An investor checks stock prices at a brokerage in Fuyang, Anhui province. (Photo: China Daily)
Earlier this week, China's foreign exchange regulator announced the decision to remove quotas on the dollar-dominated qualified foreign institutional investor (QFII) scheme and its yuan-denominated counterpart, RQFII. Under the changes, foreigners get to invest in Chinese securities by completing an easy registration process. FTSE China A50 futures rose as much as 0.6% in Singapore on the news.
The move has come following earlier signs of financial market opening-up. In January, China doubled the QFII quota to $300 billion. Also, draft rules were published earlier this year to combine the QFII and RQFII investment schemes, while simplifying access for overseas investors. Last year, China removed lock-in periods and allowed foreign investors to repatriate funding at any time.
The step-up of China's financial market reform and opening-up is a welcome sign while the world's second largest economy enhances its position as a credible, attractive financial investment destination. I believe there are several key take-aways that come out of the latest investment quota lifting.
First of all, China's incremental approach to financial reform is working well. Over the past four decades of the reform and opening-up process, China has done marvelously in manufacturing and trade, apparently some of the "easier" tasks for an emerging economy. However, for rising China to be fully integrated into the global financial market with unobstructed capital flow, such sea change cannot happen overnight, and any incremental change involves significant risk as it impacts financial stability.
Overall, China has managed well incremental change as the country adapts and mitigates any risk along the road towards full integration. This incremental pace aligns well with growing overall national economic strengths. Financial integration with the global market supports economic growth, while economic capacity provides the necessary resilience for China to address any financial upheaval, not the least manifested in the 1998 and 2008 financial crises.
Secondly, on a more technical note, lifting foreign investment quotas doesn't necessarily mean a quick increase of inbound funding. Chinese regulators won't be so naive as to expect capital inflows as an immediate result of the latest move. In fact, any subsequent investment trend has to depend on the fundamental outlook of the underlying economy, in which Chinese regulators have the biggest confidence, backed by a huge patience that can be measured by years and even decades.

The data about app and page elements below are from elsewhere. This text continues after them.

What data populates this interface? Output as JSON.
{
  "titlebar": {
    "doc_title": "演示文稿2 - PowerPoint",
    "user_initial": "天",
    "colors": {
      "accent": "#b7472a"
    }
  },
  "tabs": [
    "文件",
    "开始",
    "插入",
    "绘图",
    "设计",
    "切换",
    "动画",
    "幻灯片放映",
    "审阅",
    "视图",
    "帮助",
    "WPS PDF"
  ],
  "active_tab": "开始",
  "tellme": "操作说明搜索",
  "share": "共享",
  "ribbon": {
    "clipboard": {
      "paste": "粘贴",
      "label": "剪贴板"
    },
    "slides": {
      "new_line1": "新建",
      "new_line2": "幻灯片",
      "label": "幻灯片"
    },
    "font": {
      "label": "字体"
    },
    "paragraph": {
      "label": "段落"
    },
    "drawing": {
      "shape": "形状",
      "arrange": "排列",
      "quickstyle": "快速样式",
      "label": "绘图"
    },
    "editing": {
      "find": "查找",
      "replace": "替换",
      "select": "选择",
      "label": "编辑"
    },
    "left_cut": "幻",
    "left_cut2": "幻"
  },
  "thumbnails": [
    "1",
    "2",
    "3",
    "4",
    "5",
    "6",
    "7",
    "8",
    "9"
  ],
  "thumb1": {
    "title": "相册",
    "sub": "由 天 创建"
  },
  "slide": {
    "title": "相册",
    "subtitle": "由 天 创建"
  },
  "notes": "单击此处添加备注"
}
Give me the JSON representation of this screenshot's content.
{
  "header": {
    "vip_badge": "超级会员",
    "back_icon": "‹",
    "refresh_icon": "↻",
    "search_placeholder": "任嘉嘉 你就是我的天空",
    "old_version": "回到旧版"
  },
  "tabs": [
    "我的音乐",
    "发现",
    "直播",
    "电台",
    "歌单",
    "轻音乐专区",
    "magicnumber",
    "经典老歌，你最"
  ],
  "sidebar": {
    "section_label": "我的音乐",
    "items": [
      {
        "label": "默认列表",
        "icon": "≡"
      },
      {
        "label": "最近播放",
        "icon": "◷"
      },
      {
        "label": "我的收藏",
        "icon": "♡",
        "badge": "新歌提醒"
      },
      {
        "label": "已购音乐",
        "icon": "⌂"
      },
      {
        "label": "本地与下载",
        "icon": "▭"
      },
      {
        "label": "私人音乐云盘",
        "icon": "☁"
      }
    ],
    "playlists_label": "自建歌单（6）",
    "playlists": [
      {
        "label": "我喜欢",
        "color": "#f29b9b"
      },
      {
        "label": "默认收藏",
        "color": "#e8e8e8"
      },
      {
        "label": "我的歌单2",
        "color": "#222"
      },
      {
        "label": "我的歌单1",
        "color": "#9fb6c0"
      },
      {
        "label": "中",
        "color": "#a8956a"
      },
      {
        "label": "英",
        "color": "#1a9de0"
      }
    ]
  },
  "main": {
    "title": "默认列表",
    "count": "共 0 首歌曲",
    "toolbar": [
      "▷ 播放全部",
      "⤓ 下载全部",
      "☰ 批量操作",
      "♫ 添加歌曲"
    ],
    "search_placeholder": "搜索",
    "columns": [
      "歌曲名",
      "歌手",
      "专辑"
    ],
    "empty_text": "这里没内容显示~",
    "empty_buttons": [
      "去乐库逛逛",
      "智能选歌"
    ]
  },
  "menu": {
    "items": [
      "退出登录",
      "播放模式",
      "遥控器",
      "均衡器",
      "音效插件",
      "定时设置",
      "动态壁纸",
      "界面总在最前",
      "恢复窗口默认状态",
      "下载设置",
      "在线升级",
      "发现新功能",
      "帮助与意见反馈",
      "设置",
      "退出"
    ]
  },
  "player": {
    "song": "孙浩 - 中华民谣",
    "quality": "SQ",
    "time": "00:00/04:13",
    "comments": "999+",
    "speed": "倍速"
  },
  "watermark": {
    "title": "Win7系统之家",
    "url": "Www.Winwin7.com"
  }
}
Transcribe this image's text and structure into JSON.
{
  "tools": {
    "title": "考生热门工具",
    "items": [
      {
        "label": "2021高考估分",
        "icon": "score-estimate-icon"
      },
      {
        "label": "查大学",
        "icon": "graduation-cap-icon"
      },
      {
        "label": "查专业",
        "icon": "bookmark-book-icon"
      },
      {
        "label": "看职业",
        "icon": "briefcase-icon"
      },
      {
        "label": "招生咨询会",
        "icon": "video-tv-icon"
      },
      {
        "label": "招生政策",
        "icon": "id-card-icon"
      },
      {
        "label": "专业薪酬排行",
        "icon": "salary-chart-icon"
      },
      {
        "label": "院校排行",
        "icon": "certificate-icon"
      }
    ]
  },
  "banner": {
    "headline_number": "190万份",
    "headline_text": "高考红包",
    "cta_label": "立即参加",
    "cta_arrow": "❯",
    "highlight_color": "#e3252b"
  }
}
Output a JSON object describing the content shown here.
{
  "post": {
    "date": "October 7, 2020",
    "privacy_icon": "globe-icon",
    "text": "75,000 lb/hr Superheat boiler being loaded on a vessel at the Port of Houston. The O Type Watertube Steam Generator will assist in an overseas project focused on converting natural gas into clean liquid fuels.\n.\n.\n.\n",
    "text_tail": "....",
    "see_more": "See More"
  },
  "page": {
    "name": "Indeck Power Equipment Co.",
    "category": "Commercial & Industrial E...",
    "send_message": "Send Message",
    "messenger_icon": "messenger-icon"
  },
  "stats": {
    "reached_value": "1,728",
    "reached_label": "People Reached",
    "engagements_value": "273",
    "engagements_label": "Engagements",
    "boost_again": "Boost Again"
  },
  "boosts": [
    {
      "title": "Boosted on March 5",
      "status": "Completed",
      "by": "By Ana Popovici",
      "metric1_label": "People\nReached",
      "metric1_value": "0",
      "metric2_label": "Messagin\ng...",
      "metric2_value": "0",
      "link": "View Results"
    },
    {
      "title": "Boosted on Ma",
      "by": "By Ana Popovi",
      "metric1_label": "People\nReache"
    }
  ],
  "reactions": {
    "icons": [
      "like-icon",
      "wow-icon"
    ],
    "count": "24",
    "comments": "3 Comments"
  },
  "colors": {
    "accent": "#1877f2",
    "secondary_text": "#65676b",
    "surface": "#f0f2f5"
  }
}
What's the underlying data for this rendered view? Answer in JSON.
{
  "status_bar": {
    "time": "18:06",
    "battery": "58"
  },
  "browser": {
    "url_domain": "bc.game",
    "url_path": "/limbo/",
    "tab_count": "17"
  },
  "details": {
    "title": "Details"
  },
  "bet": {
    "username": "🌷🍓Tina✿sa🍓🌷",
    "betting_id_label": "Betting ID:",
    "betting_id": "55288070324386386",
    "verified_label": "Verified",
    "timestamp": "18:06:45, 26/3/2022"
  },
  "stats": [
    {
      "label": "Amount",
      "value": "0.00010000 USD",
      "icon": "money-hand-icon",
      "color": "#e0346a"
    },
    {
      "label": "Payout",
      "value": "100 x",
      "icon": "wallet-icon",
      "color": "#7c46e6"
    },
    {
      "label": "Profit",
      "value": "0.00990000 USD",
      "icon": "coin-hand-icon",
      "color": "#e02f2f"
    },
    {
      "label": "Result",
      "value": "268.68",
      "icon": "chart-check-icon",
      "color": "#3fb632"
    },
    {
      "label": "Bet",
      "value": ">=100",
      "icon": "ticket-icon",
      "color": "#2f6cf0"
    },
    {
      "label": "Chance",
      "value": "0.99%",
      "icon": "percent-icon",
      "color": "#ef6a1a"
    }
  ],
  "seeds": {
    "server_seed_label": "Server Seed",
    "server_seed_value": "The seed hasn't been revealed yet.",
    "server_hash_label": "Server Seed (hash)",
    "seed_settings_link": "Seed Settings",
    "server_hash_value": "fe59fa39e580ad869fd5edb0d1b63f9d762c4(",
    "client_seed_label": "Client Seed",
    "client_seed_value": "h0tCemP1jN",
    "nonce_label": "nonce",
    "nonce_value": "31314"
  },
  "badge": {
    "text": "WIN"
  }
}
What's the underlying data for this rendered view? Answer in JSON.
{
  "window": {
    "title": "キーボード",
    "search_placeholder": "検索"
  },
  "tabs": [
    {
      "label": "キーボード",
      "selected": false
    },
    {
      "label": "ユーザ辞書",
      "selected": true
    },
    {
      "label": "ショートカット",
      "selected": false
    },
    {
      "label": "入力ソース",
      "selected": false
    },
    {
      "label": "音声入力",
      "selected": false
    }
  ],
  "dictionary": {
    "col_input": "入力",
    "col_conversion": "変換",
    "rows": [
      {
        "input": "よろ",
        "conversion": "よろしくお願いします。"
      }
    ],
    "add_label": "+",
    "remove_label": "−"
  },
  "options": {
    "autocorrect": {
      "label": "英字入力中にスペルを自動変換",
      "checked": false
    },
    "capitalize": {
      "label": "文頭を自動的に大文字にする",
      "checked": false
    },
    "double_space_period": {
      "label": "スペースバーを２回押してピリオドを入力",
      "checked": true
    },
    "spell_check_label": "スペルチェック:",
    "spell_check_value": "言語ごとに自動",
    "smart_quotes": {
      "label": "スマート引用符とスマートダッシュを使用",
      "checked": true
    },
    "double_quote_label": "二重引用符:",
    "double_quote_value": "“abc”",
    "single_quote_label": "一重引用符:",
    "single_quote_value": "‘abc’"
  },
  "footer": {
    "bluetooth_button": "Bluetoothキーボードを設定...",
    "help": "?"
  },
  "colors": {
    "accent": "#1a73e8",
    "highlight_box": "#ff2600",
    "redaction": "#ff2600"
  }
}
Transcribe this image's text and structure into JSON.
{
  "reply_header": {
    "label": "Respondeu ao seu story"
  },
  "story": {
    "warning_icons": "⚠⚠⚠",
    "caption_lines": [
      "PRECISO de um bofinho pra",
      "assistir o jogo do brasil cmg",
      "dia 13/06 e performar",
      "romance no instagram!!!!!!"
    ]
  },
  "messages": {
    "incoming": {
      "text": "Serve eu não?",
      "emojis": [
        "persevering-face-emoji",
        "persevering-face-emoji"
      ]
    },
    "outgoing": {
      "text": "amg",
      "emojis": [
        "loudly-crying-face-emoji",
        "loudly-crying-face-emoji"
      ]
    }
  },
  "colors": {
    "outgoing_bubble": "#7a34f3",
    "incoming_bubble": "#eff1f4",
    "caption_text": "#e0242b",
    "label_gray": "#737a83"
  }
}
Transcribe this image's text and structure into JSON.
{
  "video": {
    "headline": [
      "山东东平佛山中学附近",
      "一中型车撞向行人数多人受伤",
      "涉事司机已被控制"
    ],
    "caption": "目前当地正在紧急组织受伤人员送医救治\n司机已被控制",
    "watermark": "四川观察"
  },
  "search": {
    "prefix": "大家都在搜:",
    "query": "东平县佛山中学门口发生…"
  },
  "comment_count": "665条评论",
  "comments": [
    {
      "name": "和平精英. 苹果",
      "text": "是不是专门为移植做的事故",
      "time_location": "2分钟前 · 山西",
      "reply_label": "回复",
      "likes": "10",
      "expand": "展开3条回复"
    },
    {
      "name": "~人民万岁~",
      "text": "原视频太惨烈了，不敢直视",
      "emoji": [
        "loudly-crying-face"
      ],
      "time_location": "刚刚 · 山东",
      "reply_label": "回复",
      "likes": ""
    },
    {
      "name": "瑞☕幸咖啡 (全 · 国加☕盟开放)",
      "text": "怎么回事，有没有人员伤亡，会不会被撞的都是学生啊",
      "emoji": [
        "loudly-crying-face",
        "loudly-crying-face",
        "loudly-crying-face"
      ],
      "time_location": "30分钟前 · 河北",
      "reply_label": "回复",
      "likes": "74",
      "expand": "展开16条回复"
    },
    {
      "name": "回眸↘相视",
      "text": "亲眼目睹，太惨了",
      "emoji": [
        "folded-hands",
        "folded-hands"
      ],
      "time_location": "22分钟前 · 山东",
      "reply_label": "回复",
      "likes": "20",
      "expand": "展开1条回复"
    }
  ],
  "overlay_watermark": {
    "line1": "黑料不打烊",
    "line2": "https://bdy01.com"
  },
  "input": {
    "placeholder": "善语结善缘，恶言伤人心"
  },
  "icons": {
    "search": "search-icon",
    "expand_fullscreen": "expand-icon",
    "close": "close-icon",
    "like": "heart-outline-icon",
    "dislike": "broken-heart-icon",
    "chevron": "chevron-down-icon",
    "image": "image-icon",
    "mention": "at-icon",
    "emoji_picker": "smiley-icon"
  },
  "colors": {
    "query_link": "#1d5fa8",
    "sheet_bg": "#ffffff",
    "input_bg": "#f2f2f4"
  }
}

That said, lifting foreign investment quotas is not a short-term maneuver to offset immediate stress, as voiced by certain pundits raising concern about current trade tensions and resultant capital flow. Chinese regulators are thinking in a much longer time frame than typical market participants. Therefore, building on past efforts to address market accessibility, the latest move is a natural evolution towards financial market opening-up. It'd be wrong to make any hyped over-interpretation.
Thirdly, given overall market reaction in the past couple of days, people with insights on China are generally positive about the quota lifting. Increasingly, the "China Opportunity" in the financial sector is being recognized by international investors. To provide a wider context, a growing number of global index publishers, including MSCI, FTSE Russell and S&P Dow Jones, are adding China stocks and bonds into their benchmarks. Such developments and easier financial market access coupled with ongoing index inclusion are sure to push China's capital markets into the global investment mainstream.
Next, it would be interesting to observe how outbound investment from China, particularly the Qualified Domestic Institutional Investor (QDII) scheme, might be de-regulated. Though there is no concrete news as of now, I remain fully confident in the direction towards financial market reform and opening-up. Even more step-ups are sure to take place.
The author is a Beijing-based consultant working on international development issues, covering public health, clean energy and poverty reduction.
The opinions expressed here are those of the writer and do not represent the views of China Daily and China Daily website.